But now, our broken politics have gone on steroids. Politicians in Washington have put on displays of dysfunction and anti-worker and anti-family legislation this year that have exceeded what even those of us with the most skeptical view could have imagined.

It started with attempts to repeal and replace the ACA, an effort that continues today, and even when estimates were that it could destroy health care for more than 20 million people, it came within a single vote of passing. Since Donald Trump took office, his administration and Congress have whacked away at affordable housing, child care, overtime pay, workplace health and safety, and on and on.

But the ‘roid rage is in full effect in the tax bill now being rammed through Congress without hearings, without input from most Senators, and without most of the public even understanding its impact. It is the most shameless attempt ever to shift income to the rich from middle- and low-income people.

Look no further than who they are targeting to help pay for these lower tax rates for corporations and the top 1%.

Teachers: The House wants to sacrifice the $250 tax credit educators can take for purchasing classroom supplies. Under the GOP’s plan, the country’s 3.6 million teachers will have to fend for themselves. To a lawmaker, $250 may seem a pittance, but for underpaid educators it’s the difference between having the basics like pencils, papers, chalk and other materials that many schools no longer supply.

College Students: The reimbursement for student loan interest will probably disappear. Student borrowers currently struggle to pay back a record $1.45 trillion in loan debt, and now Congress wants to eliminate the one benefit that makes repayment a little less expensive. Doing so increases the likelihood of default, putting millions of young people in jeopardy just as they are starting their careers. It would also discourage many more from even pursuing a degree, stunting future economic growth.

The Sick: The reimbursement for out of pocket medical expenses is also on the chopping block. Federal lawmakers have some of the best healthcare in the country. But many Americans have enormous deductibles and other coverage gaps that can result in tens of thousands of dollars in out of pocket costs. Ending this deduction hurts those who can least afford it and who are most likely to face rising premiums if Congress also eliminates the individual healthcare mandate.

Low Income Children: As the tax drama plays out, Congress has yet to reauthorize the Children’s Health Insurance Program (CHIP), bi-partisan legislation that provides low-cost health insurance to nine million kids. Nearly a dozen states are about to inform families they’ve run out of money to support the program, leaving these children without access to the healthcare they need.

The Elderly: The non-partisan Congressional Budget Office has calculated that GOP tax bill could automatically trigger $25 billion in Medicare cuts, unless Congress finds another way to offset its deficit increases. Which, so far, they have not.

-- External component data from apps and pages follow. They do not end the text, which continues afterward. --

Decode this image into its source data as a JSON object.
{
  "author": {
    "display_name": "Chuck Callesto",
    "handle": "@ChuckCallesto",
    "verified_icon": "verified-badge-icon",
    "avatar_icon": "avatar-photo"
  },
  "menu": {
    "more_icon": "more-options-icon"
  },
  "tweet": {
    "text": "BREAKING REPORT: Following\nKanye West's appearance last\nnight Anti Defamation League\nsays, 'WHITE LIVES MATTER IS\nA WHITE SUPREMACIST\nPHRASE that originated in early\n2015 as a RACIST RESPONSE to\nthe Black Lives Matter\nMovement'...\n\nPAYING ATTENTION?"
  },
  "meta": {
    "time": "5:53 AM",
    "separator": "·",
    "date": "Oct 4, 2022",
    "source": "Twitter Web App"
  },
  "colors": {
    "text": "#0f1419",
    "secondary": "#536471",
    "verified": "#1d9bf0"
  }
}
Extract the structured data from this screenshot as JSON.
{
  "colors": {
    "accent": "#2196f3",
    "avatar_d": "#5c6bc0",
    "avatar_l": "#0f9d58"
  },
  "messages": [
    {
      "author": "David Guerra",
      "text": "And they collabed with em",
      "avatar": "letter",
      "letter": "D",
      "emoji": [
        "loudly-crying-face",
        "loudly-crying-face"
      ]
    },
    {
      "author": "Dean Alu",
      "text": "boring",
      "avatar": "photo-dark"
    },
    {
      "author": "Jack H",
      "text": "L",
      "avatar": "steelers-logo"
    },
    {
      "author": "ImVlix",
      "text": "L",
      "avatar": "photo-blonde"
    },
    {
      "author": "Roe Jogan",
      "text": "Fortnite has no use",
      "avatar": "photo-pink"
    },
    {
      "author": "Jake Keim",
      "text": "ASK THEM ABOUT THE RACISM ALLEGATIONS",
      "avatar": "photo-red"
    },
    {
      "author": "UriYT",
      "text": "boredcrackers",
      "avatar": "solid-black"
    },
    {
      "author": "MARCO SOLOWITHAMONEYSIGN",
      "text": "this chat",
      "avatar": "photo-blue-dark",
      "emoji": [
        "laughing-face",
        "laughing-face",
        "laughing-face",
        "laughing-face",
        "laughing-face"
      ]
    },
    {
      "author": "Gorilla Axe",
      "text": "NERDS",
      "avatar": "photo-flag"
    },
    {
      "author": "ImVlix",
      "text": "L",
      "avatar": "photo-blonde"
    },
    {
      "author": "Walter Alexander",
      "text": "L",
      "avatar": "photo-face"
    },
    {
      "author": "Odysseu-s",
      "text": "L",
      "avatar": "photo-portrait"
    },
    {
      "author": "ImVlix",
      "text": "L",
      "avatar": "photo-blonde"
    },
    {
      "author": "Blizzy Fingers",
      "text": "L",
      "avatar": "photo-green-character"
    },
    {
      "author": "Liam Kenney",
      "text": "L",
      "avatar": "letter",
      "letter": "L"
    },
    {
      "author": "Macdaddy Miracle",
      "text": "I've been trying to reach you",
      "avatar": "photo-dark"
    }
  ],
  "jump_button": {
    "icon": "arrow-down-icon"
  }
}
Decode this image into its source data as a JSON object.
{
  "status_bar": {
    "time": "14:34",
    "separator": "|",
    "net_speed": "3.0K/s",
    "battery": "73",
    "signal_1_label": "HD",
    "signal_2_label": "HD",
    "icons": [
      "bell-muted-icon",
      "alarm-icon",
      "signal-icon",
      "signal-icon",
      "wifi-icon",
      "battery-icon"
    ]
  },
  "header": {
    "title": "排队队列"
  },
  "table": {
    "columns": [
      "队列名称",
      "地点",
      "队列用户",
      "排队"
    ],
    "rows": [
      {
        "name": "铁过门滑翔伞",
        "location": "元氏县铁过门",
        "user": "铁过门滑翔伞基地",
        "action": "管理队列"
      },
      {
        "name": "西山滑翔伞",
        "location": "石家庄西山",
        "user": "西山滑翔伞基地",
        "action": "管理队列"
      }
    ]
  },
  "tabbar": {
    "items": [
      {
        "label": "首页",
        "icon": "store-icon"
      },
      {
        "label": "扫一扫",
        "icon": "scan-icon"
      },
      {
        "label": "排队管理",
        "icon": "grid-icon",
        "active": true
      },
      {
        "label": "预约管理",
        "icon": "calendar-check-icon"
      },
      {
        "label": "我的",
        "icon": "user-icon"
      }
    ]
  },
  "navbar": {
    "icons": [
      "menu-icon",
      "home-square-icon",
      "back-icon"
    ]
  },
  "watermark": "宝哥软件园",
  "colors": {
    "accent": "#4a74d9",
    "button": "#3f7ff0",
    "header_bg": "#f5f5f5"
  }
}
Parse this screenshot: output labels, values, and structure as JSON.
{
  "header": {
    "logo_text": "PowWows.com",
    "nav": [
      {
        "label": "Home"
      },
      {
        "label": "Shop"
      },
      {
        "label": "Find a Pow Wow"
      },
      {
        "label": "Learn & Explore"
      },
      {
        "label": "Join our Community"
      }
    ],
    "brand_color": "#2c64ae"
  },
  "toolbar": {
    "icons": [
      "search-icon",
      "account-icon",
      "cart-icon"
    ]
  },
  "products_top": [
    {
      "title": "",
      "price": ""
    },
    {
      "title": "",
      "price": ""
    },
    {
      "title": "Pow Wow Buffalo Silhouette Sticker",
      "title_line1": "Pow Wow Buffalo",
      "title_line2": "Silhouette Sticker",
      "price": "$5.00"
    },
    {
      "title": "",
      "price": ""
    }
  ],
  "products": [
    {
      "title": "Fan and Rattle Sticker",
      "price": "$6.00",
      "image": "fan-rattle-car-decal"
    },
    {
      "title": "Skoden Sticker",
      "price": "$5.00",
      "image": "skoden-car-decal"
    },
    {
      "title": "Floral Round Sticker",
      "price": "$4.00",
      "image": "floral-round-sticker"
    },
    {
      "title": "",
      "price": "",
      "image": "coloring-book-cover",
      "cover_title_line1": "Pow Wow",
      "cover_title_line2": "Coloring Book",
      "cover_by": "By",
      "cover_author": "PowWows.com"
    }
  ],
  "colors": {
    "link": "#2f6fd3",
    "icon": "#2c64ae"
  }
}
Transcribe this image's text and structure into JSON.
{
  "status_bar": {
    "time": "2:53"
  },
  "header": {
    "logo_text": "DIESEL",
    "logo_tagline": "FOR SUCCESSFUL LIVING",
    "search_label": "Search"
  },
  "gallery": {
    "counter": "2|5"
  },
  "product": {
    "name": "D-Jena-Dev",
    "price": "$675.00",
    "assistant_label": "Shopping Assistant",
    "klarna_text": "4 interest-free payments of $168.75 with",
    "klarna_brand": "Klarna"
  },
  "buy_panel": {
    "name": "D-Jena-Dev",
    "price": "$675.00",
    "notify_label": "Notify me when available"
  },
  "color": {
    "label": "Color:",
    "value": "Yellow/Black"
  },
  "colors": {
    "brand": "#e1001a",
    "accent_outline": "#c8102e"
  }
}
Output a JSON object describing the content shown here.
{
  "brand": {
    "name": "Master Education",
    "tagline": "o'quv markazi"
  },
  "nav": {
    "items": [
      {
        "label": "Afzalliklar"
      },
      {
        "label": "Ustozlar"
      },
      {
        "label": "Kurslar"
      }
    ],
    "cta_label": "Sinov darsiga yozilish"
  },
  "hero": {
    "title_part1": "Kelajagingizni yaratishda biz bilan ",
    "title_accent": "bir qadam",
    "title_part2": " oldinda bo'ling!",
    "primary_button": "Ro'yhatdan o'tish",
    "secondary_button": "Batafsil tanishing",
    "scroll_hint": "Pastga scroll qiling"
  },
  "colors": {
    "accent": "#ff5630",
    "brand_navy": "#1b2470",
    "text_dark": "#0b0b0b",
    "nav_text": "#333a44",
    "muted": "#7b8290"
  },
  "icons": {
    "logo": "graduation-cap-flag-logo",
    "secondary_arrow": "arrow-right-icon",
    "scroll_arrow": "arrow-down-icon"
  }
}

And the fact we don’t know how the GOP plans to pay for the estimated $1.5 trillion deficit increase is perhaps the most frightening part of all of this. Giant deficit increases mean that we wont have much wiggle room if there is another recession — those at the top, benefiting from these cuts, are well situated to survive the next recession, those at the bottom are not. But we don’t have to imagine how they’ll deal with the debt too much, just this morning, Senator Rubio was explicit that Social Security and Medicare were on the block.

It’s easy to understand why nearly two-thirds of Americans oppose the legislation and believe it will hurt them financially. By the 2020s, their taxes could actually be higher than they are today. Meanwhile, our president and his family stand to be among the biggest beneficiaries, to the tune of $1 billion.

We don’t have to take Washington’s attacks on everyday Americans. We can push back. We can call and write and protest and oppose these bad policies. And we can take our fight to the ballot box. Our democracy is broken, but we have the tools to start putting it back together.

Let’s use them.